What is expected: All records below should be repeated exactly, with the pictures left out.

Supplied material:
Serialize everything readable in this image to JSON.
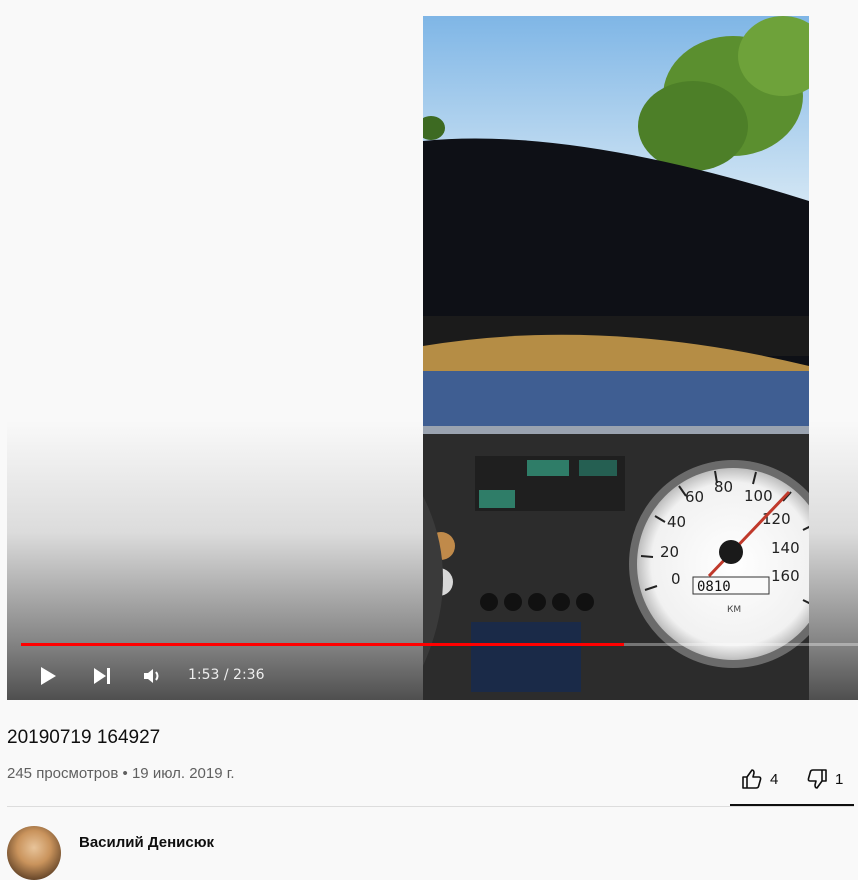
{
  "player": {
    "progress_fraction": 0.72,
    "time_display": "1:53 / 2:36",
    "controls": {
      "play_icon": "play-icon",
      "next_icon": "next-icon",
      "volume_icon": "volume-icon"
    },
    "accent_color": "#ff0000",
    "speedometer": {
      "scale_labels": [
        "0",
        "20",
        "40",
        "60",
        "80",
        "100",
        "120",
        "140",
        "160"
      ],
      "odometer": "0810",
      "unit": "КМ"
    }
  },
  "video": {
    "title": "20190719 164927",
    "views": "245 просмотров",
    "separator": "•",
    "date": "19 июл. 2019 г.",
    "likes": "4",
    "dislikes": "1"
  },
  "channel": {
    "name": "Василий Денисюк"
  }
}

Written reply:
Serialize everything readable in this image to JSON.
{
  "player": {
    "progress_fraction": 0.72,
    "time_display": "1:53 / 2:36",
    "controls": {
      "play_icon": "play-icon",
      "next_icon": "next-icon",
      "volume_icon": "volume-icon"
    },
    "accent_color": "#ff0000",
    "speedometer": {
      "scale_labels": [
        "0",
        "20",
        "40",
        "60",
        "80",
        "100",
        "120",
        "140",
        "160"
      ],
      "odometer": "0810",
      "unit": "КМ"
    }
  },
  "video": {
    "title": "20190719 164927",
    "views": "245 просмотров",
    "separator": "•",
    "date": "19 июл. 2019 г.",
    "likes": "4",
    "dislikes": "1"
  },
  "channel": {
    "name": "Василий Денисюк"
  }
}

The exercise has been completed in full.